“Take time to smell the roses” is an expression most of us have heard all of our lives. Rose blooms with their various scents are wonderful, no doubt about it. But roses, and other living things, and perhaps the whole world, have other wonderful parts and phases, if one takes the time to see them.

Here in Albuquerque, we had a warm winter with very little wind. Being outside was so enjoyable on many days. Pruning the roses early was a great temptation, but I refused to give in to that because I have seen in prior years the results of late freezes (May in one year). So, I took my camera out rather than pruning shears, and spent some time looking at things I had never studied in great detail before. It was a perfect opportunity to see beauty in frequently overlooked things.

Although I have always thought rose hips were fascinating, I had never seen them in the detail I noted this year. I had the opportunity to see beauty in rose hips.

This rose hip, from the climbing rose ‘Fourth of July’ was my favorite from this year.

This image is from my “Living Jewels” series.

To See Beauty - Rose Hip

To See Beauty – Rose Hip

04/2/15
rose sprays

Rose Sprays Developing

Rose Sprays Developing

Rose sprays, collections of roses in almost bouquet-like form, can present a magnificent appearance. Some roses present sprays more often than others, and some present them more often than single blooms. ‘Flower Girl’ is a shrub rose known as a spray producer, although every now and then a single bloom can be seen. ‘Dream Weaver,’ a climbing floribunda, produces single blooms, but the sprays it can produce on new growth can be breath-taking.

‘Dream Weaver’ is the mother of one of my registered sports, ‘Misty Moonlight.’

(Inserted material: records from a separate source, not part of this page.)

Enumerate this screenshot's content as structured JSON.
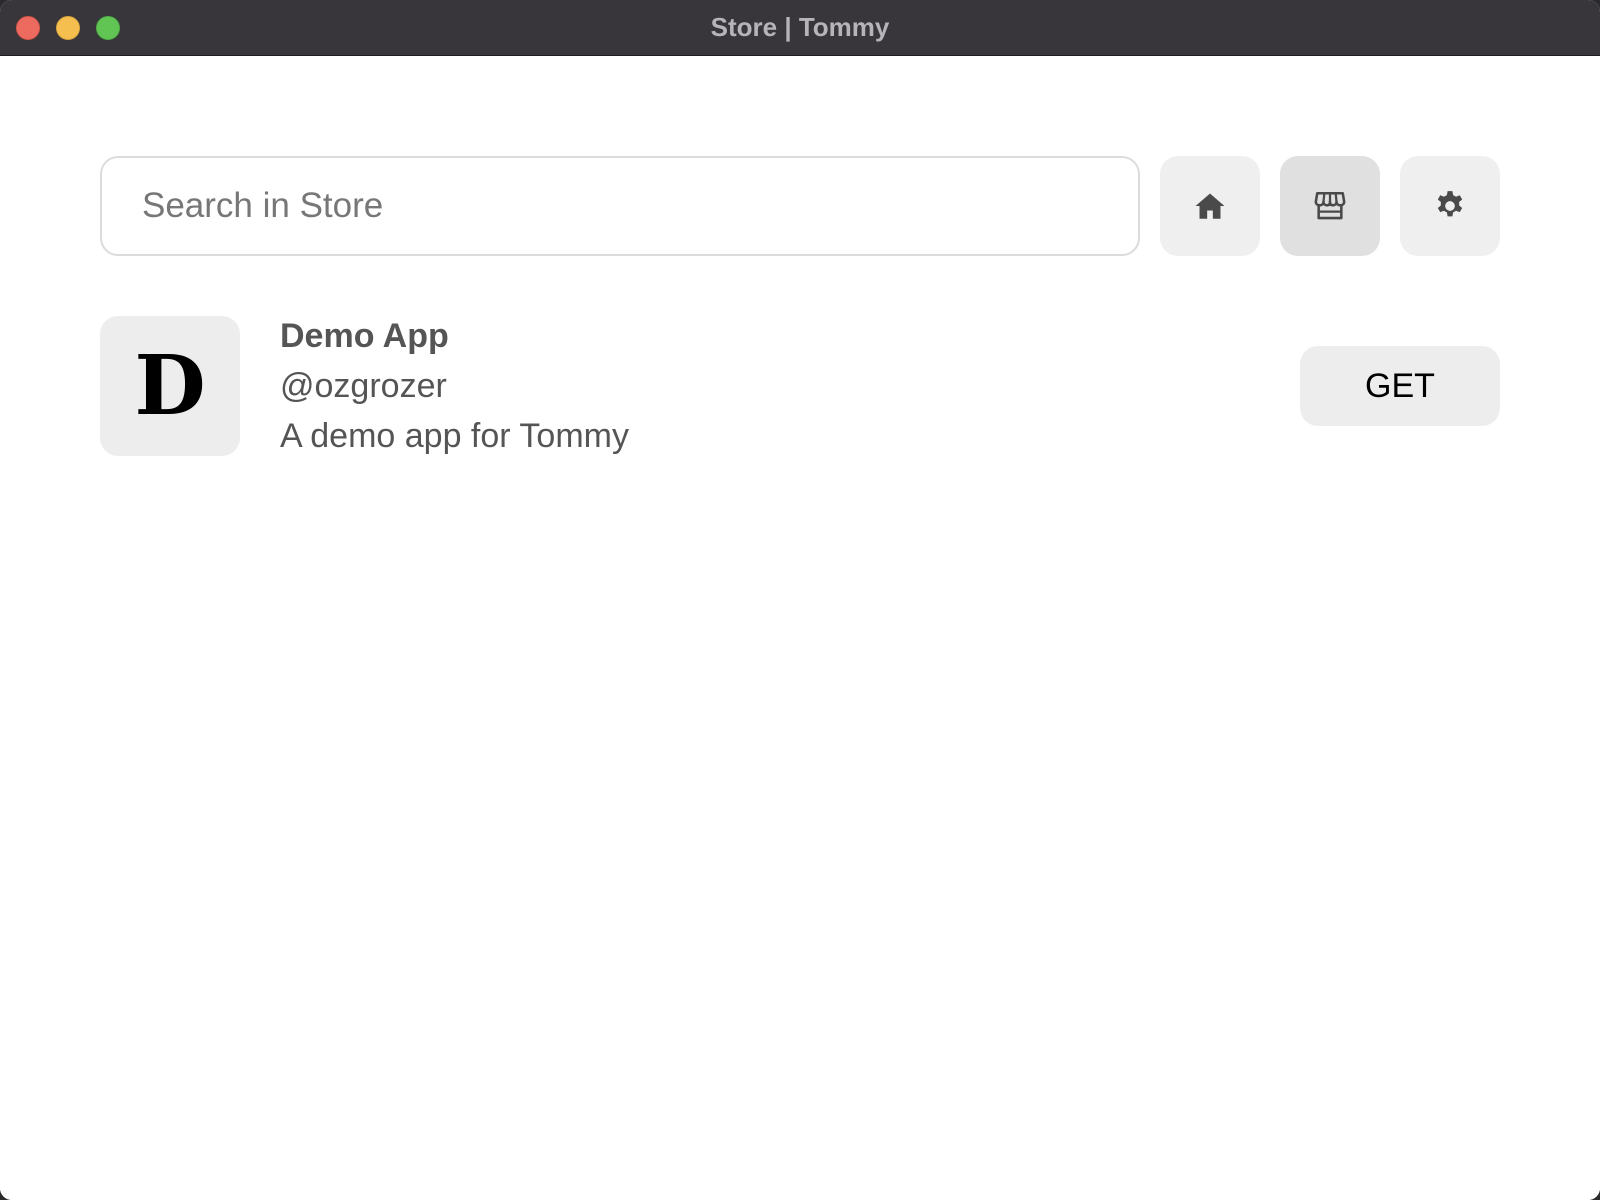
{
  "window": {
    "title": "Store | Tommy"
  },
  "search": {
    "placeholder": "Search in Store",
    "value": ""
  },
  "nav": {
    "home_icon": "home-icon",
    "store_icon": "store-icon",
    "settings_icon": "gear-icon",
    "active": "store"
  },
  "apps": [
    {
      "icon_letter": "D",
      "name": "Demo App",
      "author": "@ozgrozer",
      "description": "A demo app for Tommy",
      "action_label": "GET"
    }
  ],
  "colors": {
    "titlebar": "#38363b",
    "title_text": "#b6b4b8",
    "button_bg": "#efefef",
    "button_active_bg": "#e0e0e0",
    "text": "#555555",
    "traffic_close": "#ec6a5e",
    "traffic_minimize": "#f4bf4f",
    "traffic_zoom": "#61c554"
  }
}
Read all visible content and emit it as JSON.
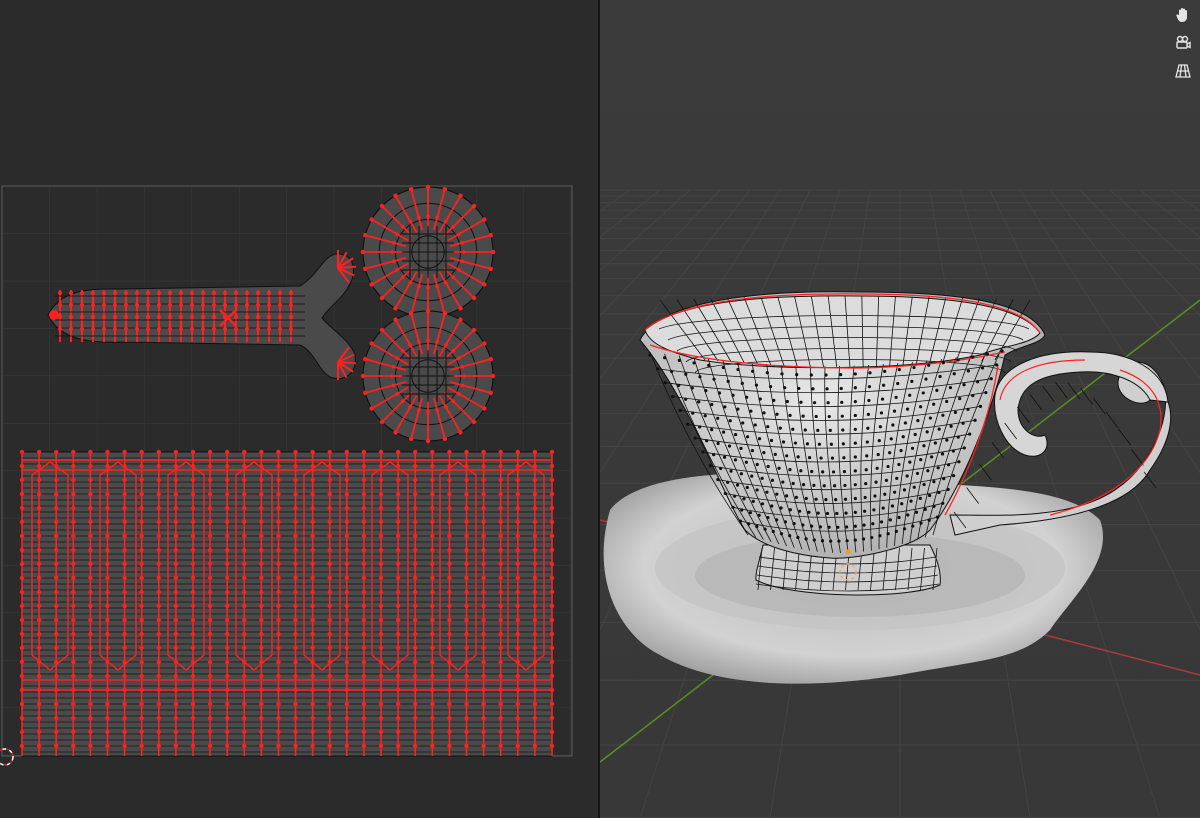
{
  "editors": {
    "uv_editor": {
      "icons": [
        "2d-cursor-icon",
        "uv-pivot-icon"
      ]
    },
    "viewport_3d": {
      "navigation_tools": [
        {
          "name": "pan-hand-icon"
        },
        {
          "name": "camera-view-icon"
        },
        {
          "name": "perspective-grid-icon"
        }
      ]
    }
  },
  "colors": {
    "uv_background": "#2b2b2b",
    "viewport_background": "#3a3a3a",
    "uv_face_fill": "#4a4a4a",
    "wire": "#111111",
    "seam": "#ff2020",
    "axis_x": "#b03a3a",
    "axis_y": "#5a8f1f",
    "mesh_light": "#d8d8d8",
    "saucer": "#c9c9c9"
  }
}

This week has seen remarkable growth on the roses, as well as other plants in the yard. Buds are forming, and so far, everything is looking healthy. It will be a bit before actual blooms are seen, but I enjoy the fresh foliage in spring. These are two of my favorite roses, and they bloom well throughout the entire season. They will have beautiful sprays when they do bloom this spring.

rose sprays

Developing spray of shrub rose, ‘Flower Girl’

rose sprays

Developing spray of climbing floribunda, ‘Dream Weaver’

03/31/15
developing pears

Developing Pears

Developing Pears for 2015

Pears – two varieties – appear to be developing well for 2015. A lot can happen between now and harvest time, but this year seems to be off to a good start!

For the fruit to develop, two trees are required for pollination. I do not know what varieties these are; they were at the house when I bought it. But one produces fruit that tastes delicious to people; the other produces fruit that is preferred by a variety of birds. Everyone is happy! The birds leave mine alone, and I leave theirs alone. :-) )))))))))

developing pears

This developing fruit will become quite tasty to people in August

developing pears

Fruit of the pollinator tree. These pears will be small and hard. The birds like them, though.